▶ WHAT THE EXERCISE ASKS
The required answer is the data below, restated word for word with images omitted.

▶ GIVEN DATA
[Start of section]

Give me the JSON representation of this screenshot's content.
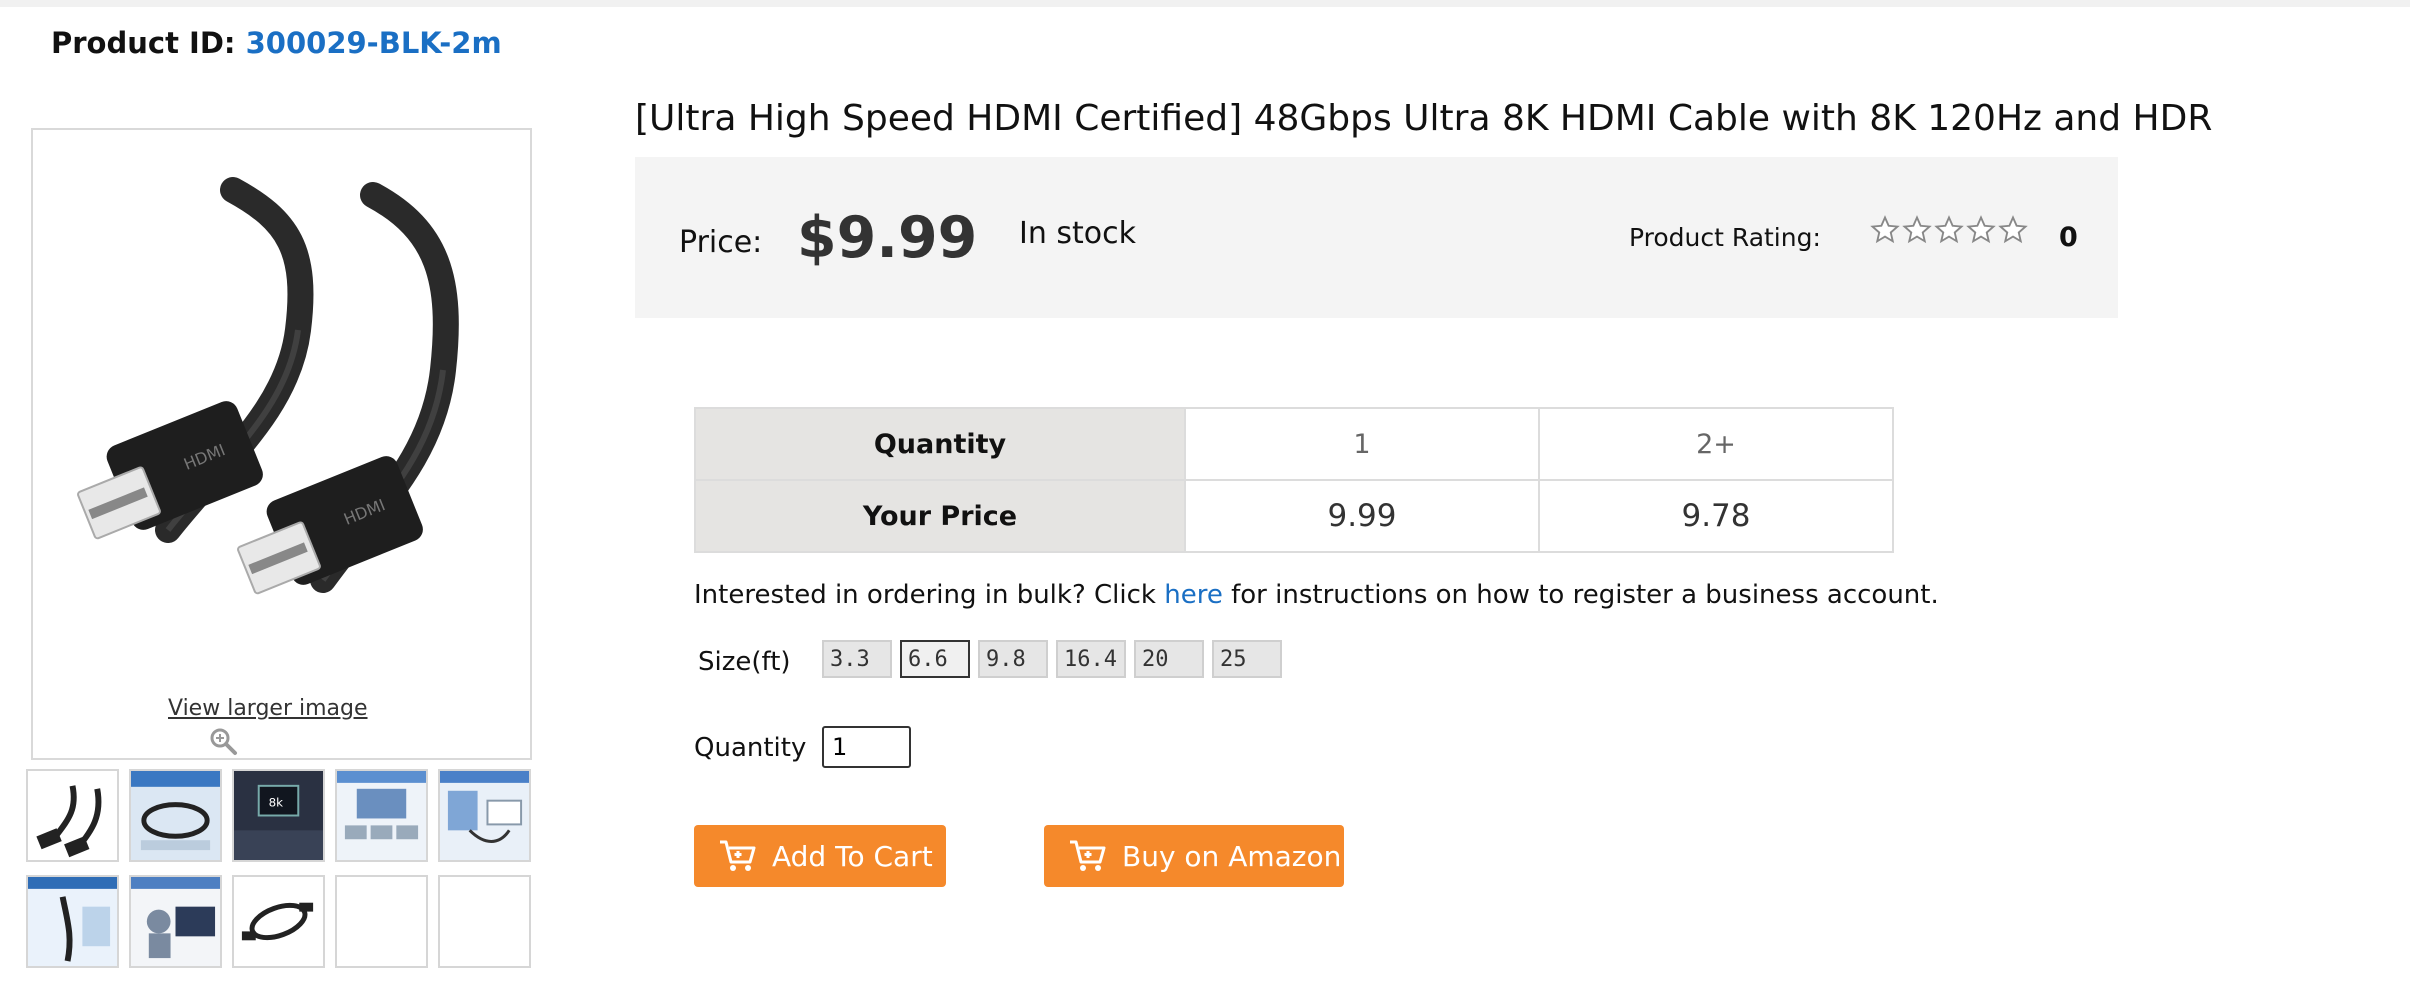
{
  "product": {
    "id_label": "Product ID:",
    "id_value": "300029-BLK-2m",
    "title": "[Ultra High Speed HDMI Certified] 48Gbps Ultra 8K HDMI Cable with 8K 120Hz and HDR",
    "price_label": "Price:",
    "price": "$9.99",
    "stock": "In stock",
    "rating_label": "Product Rating:",
    "rating_stars": 0,
    "rating_count": "0",
    "view_larger": "View larger image"
  },
  "pricing_table": {
    "row1_header": "Quantity",
    "row2_header": "Your Price",
    "quantities": [
      "1",
      "2+"
    ],
    "prices": [
      "9.99",
      "9.78"
    ]
  },
  "bulk": {
    "prefix": "Interested in ordering in bulk? Click",
    "link": "here",
    "suffix": "for instructions on how to register a business account."
  },
  "size": {
    "label": "Size(ft)",
    "options": [
      "3.3",
      "6.6",
      "9.8",
      "16.4",
      "20",
      "25"
    ],
    "selected": "6.6"
  },
  "quantity": {
    "label": "Quantity",
    "value": "1"
  },
  "buttons": {
    "add_to_cart": "Add To Cart",
    "buy_amazon": "Buy on Amazon"
  },
  "colors": {
    "accent": "#f5892b",
    "link": "#1a6fc4"
  }
}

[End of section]

▶ ANSWER AREA
Give me the JSON representation of this screenshot's content.
{
  "product": {
    "id_label": "Product ID:",
    "id_value": "300029-BLK-2m",
    "title": "[Ultra High Speed HDMI Certified] 48Gbps Ultra 8K HDMI Cable with 8K 120Hz and HDR",
    "price_label": "Price:",
    "price": "$9.99",
    "stock": "In stock",
    "rating_label": "Product Rating:",
    "rating_stars": 0,
    "rating_count": "0",
    "view_larger": "View larger image"
  },
  "pricing_table": {
    "row1_header": "Quantity",
    "row2_header": "Your Price",
    "quantities": [
      "1",
      "2+"
    ],
    "prices": [
      "9.99",
      "9.78"
    ]
  },
  "bulk": {
    "prefix": "Interested in ordering in bulk? Click",
    "link": "here",
    "suffix": "for instructions on how to register a business account."
  },
  "size": {
    "label": "Size(ft)",
    "options": [
      "3.3",
      "6.6",
      "9.8",
      "16.4",
      "20",
      "25"
    ],
    "selected": "6.6"
  },
  "quantity": {
    "label": "Quantity",
    "value": "1"
  },
  "buttons": {
    "add_to_cart": "Add To Cart",
    "buy_amazon": "Buy on Amazon"
  },
  "colors": {
    "accent": "#f5892b",
    "link": "#1a6fc4"
  }
}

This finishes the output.